JS, thanks for reminding us that perhaps the world is NOT coming to an end from global warming. Most of us are in a position such that, if we go by which side our bread is buttered, we have a vested interest in global warming not being for real.
We need to look at the possibility that some folks out there have a heavy emotional vested interest in global warming, as they never liked the automobile to begin with.
"WHEN?" See the WSJ article written by the CEO of Edmunds.com. All this kind of incentive does is reduce sales before and after the program (i.e. anyone with half a brain that would qualify and was going to but a new car would do it while they could get more $$). Once the program is over, sales for these vehicles will collapse (I'm sure that'll be great for auto employment).
Also, why am I forced to subsidize people buying new cars? Why is the program only open to people who old own older cars that don't get good mileage? The global warming stuff is BS (it has been getting cooler for a few years).
"they would buy it anyway..." WHEN? Ultimate purpose is to get the automotive companies' employees back to work.All Toyotas and Hondas are not buit overseas. Four of the top 10 American-built vehicles with 75% of ALL parts manufactured in the United States are Toyotas. Number 1 of top 10 is the Toyota Camry. While other economic arguments are valid, theydo not put food on family tables of the unemployed.
I took advantage of cash for clunkers even though I wasn't really ready to purchase a new vehicle. But the opportunity to get $4500 from Uncle Sugar and $3500 from the manufacturer was to good for me to pass up.
My personal opinion that 1. the bailout was just an excuse for a bunch of fat cats to get rewarded for doing a lousy job. 2. the bailout money should have been given to the American taxpayers that have to foot the bill anyway with the stipulation that all debt had to be paid 1st (would have put money into bank coffers), would have been much easier for the IRS to track the bailout money through the tax payers than is for the gov to track where the corporations stash or make money disappear.
Instead of gov trickle down economics it should have been trickle up economics.
I know some people have criticized the cash for clunkers program on grounds that cars built overseas, i.e. Toyotas, are as eligible as those built domestically.
While I'm not an Obama fan, I support the policy of giving people cash for clunkers for purchasing cars like the Toyota Corolla or Prius. The reason is, if the carbon dioxide/global warming crisis is so serious as to justify draconian 35 MPH CAFE laws, it would be a frustrating contradiction to deny people cash for clunkers credit for wanting to buy outstanding products such as the Prius, simply because its not invented or built here in the USA.

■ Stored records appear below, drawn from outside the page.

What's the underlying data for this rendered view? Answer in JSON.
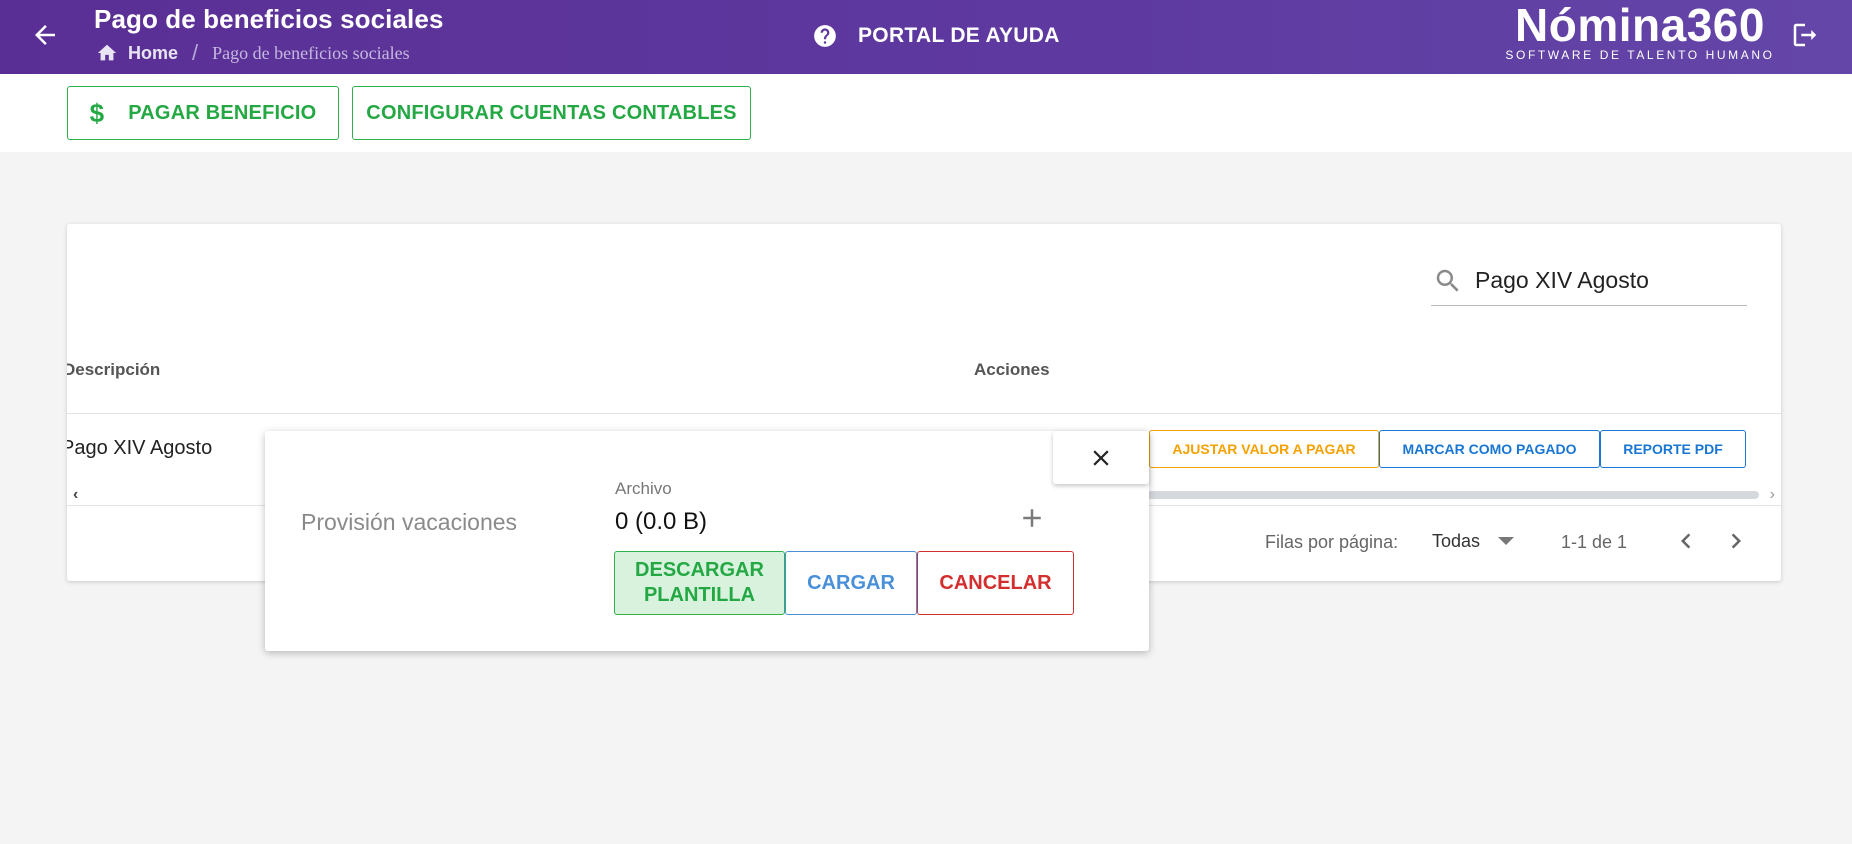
{
  "header": {
    "title": "Pago de beneficios sociales",
    "breadcrumb": {
      "home": "Home",
      "separator": "/",
      "current": "Pago de beneficios sociales"
    },
    "help_label": "PORTAL DE AYUDA",
    "brand_name": "Nómina360",
    "brand_tagline": "SOFTWARE DE TALENTO HUMANO",
    "icons": {
      "back": "arrow-left-icon",
      "home": "home-icon",
      "help": "help-circle-icon",
      "logout": "logout-icon"
    }
  },
  "toolbar": {
    "pay_benefit_icon": "$",
    "pay_benefit_label": "PAGAR BENEFICIO",
    "configure_accounts_label": "CONFIGURAR CUENTAS CONTABLES"
  },
  "table": {
    "search_value": "Pago XIV Agosto",
    "columns": {
      "description": "Descripción",
      "actions": "Acciones"
    },
    "rows": [
      {
        "description": "Pago XIV Agosto",
        "actions": [
          "AJUSTAR VALOR A PAGAR",
          "MARCAR COMO PAGADO",
          "REPORTE PDF"
        ]
      }
    ],
    "pagination": {
      "rows_per_page_label": "Filas por página:",
      "rows_per_page_value": "Todas",
      "range": "1-1 de 1"
    }
  },
  "popup": {
    "label": "Provisión vacaciones",
    "file_label": "Archivo",
    "file_size": "0 (0.0 B)",
    "download_template_line1": "DESCARGAR",
    "download_template_line2": "PLANTILLA",
    "upload_label": "CARGAR",
    "cancel_label": "CANCELAR"
  },
  "colors": {
    "header_bg": "#5a2f95",
    "green": "#24a844",
    "orange": "#f5a100",
    "blue": "#1976d2",
    "light_blue": "#4a90d9",
    "red": "#d32f2f"
  }
}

Is the cash for clunkers program as a whole, warranted? Perhaps instead of rendering older cars permanently inoperable, we should impose a carbon tax on fossil fuels at the coal mine or oil well, and let the market decide when's the best time to scrap older cars and trucks.

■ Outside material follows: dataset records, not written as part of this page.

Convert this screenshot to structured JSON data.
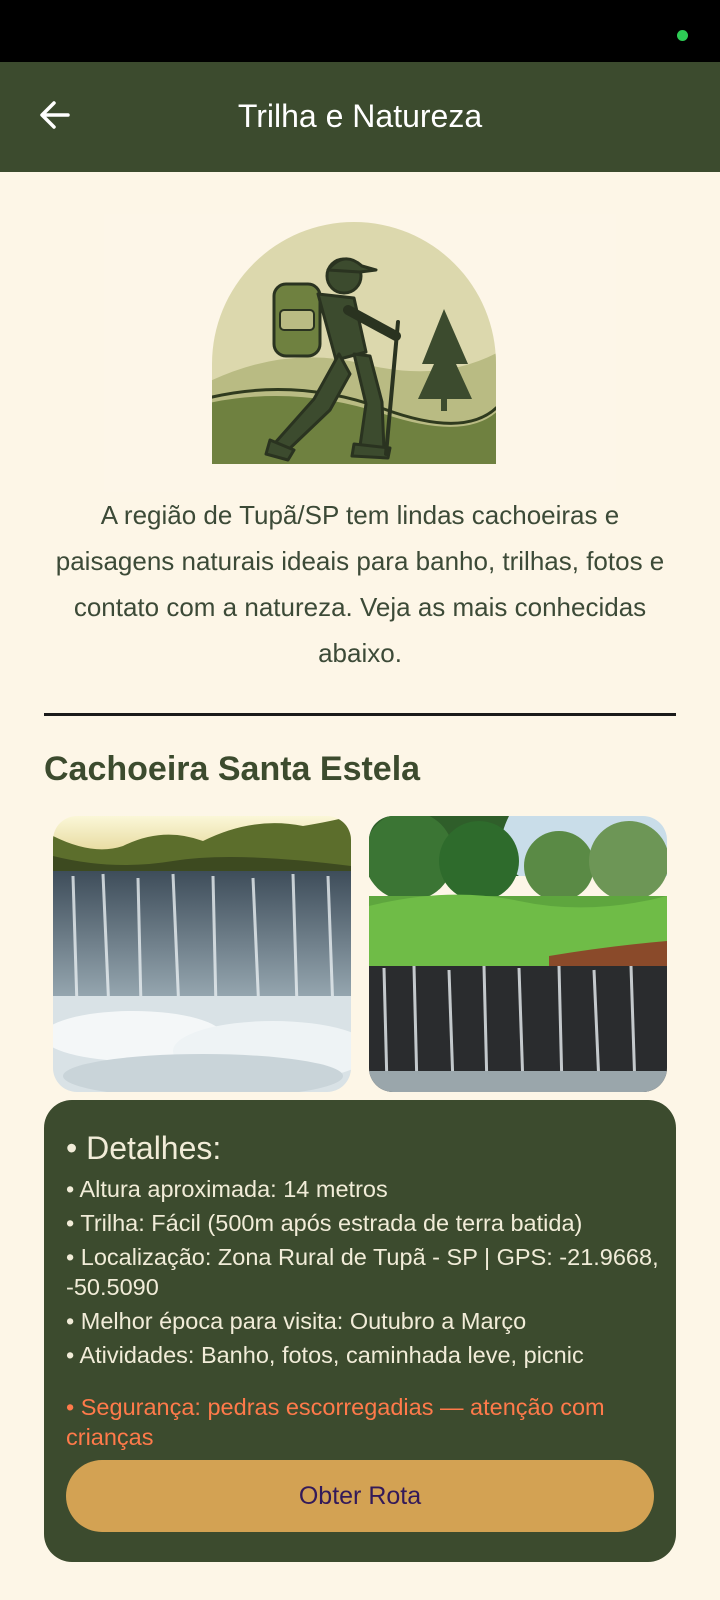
{
  "header": {
    "title": "Trilha e Natureza"
  },
  "intro": "A região de Tupã/SP tem lindas cachoeiras e paisagens naturais ideais para banho, trilhas, fotos e contato com a natureza. Veja as mais conhecidas abaixo.",
  "section": {
    "title": "Cachoeira Santa Estela"
  },
  "details": {
    "heading": "• Detalhes:",
    "lines": [
      "• Altura aproximada: 14 metros",
      "• Trilha: Fácil (500m após estrada de terra batida)",
      "• Localização: Zona Rural de Tupã - SP | GPS: -21.9668, -50.5090",
      "• Melhor época para visita: Outubro a Março",
      "• Atividades: Banho, fotos, caminhada leve, picnic"
    ],
    "warning": "• Segurança: pedras escorregadias — atenção com crianças",
    "button": "Obter Rota"
  },
  "colors": {
    "app_bar": "#3c4b2e",
    "background": "#fdf6e7",
    "accent_button": "#d3a253",
    "warning": "#ff7a4a"
  },
  "icons": {
    "back": "arrow-left-icon",
    "hero": "hiker-illustration"
  }
}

I agree with andrewg4153: This is not a good forum for automotive news, policy, or other things that are so obviously unrelated to electronic news.

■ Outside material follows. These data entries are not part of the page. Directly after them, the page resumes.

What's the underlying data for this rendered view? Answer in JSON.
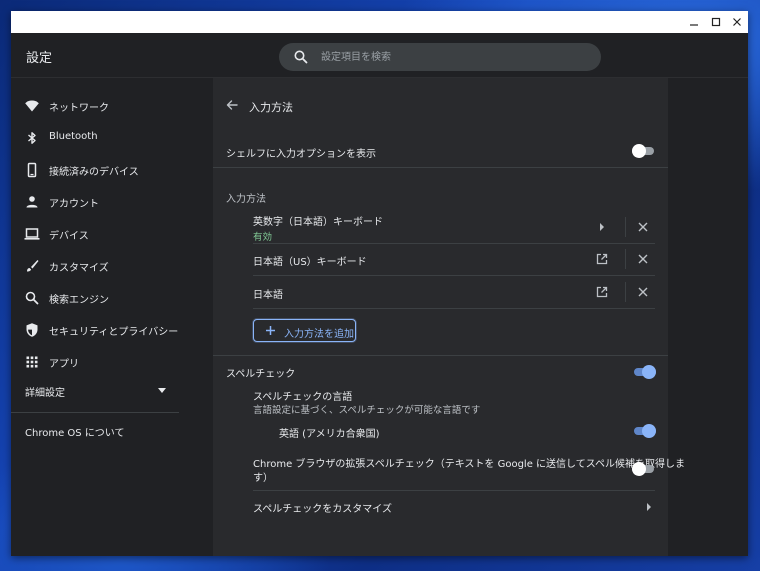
{
  "window": {
    "controls": {
      "minimize": "minimize-icon",
      "maximize": "maximize-icon",
      "close": "close-icon"
    }
  },
  "header": {
    "title": "設定",
    "search": {
      "placeholder": "設定項目を検索",
      "icon": "search-icon"
    }
  },
  "sidebar": {
    "items": [
      {
        "label": "ネットワーク",
        "icon": "wifi-icon"
      },
      {
        "label": "Bluetooth",
        "icon": "bluetooth-icon"
      },
      {
        "label": "接続済みのデバイス",
        "icon": "phone-icon"
      },
      {
        "label": "アカウント",
        "icon": "person-icon"
      },
      {
        "label": "デバイス",
        "icon": "laptop-icon"
      },
      {
        "label": "カスタマイズ",
        "icon": "brush-icon"
      },
      {
        "label": "検索エンジン",
        "icon": "search-icon"
      },
      {
        "label": "セキュリティとプライバシー",
        "icon": "shield-icon"
      },
      {
        "label": "アプリ",
        "icon": "apps-grid-icon"
      }
    ],
    "advanced": {
      "label": "詳細設定",
      "expanded": false
    },
    "about": {
      "label": "Chrome OS について"
    }
  },
  "page": {
    "title": "入力方法",
    "shelf_option": {
      "label": "シェルフに入力オプションを表示",
      "enabled": false
    },
    "input_methods": {
      "section_label": "入力方法",
      "items": [
        {
          "name": "英数字（日本語）キーボード",
          "status": "有効",
          "action_icon": "chevron-right-icon"
        },
        {
          "name": "日本語（US）キーボード",
          "action_icon": "open-in-new-icon"
        },
        {
          "name": "日本語",
          "action_icon": "open-in-new-icon"
        }
      ],
      "add_button": "入力方法を追加"
    },
    "spellcheck": {
      "label": "スペルチェック",
      "enabled": true,
      "languages_title": "スペルチェックの言語",
      "languages_desc": "言語設定に基づく、スペルチェックが可能な言語です",
      "language_item": {
        "label": "英語 (アメリカ合衆国)",
        "enabled": true
      },
      "enhanced": {
        "line1": "Chrome ブラウザの拡張スペルチェック（テキストを Google に送信してスペル候補を取得しま",
        "line2": "す）",
        "enabled": false
      },
      "customize": {
        "label": "スペルチェックをカスタマイズ"
      }
    }
  },
  "colors": {
    "background": "#202124",
    "panel": "#292a2d",
    "accent": "#8ab4f8",
    "status_ok": "#81c995"
  }
}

Besides, that is a very poorly written opinion piece that really just comes off as a fragemented rant.
Hey, EETIMES - Delete it!
I'd like to share a couple of points:
1. President Obama (and I would suggest that out of respect for the office that you use the honorific even in headlines) cannot 'kill' Cash-for-Clunkers. Funding for the program is controlled by the Congress. Phrases like 'Obama should' distort the complexity of the debate.
2. Given that Ford reported the first increase in year-to-year sales in 15 months today, I think that your 'they would buy new cars anyway' thesis is not borne out by the evidence. People weren't putting off purchases, they were changing the rate at which they make them.
3. Regardless of the policy implications of the program, good or bad, why in the world is this column in my RSS feed for EETimes.com? How is this even remotely connected to 'Electronics Industry News'?
This is an interesting question and an interesting debate, but I don't want to read or talk about it here.
What are the engineering and design challenges in creating successful IoT devices? These devices are usually small, resource-constrained electronics designed to sense, collect, send, and/or interpret data. Some of the devices need to be smart enough to act upon data in real time, 24/7. Are the design challenges the same as with embedded systems, but with a little developer- and IT-skills added in? What do engineers need to know? Rick Merritt talks with two experts about the tools and best options for designing IoT devices in 2016. Specifically the guests will discuss sensors, security, and lessons from IoT deployments.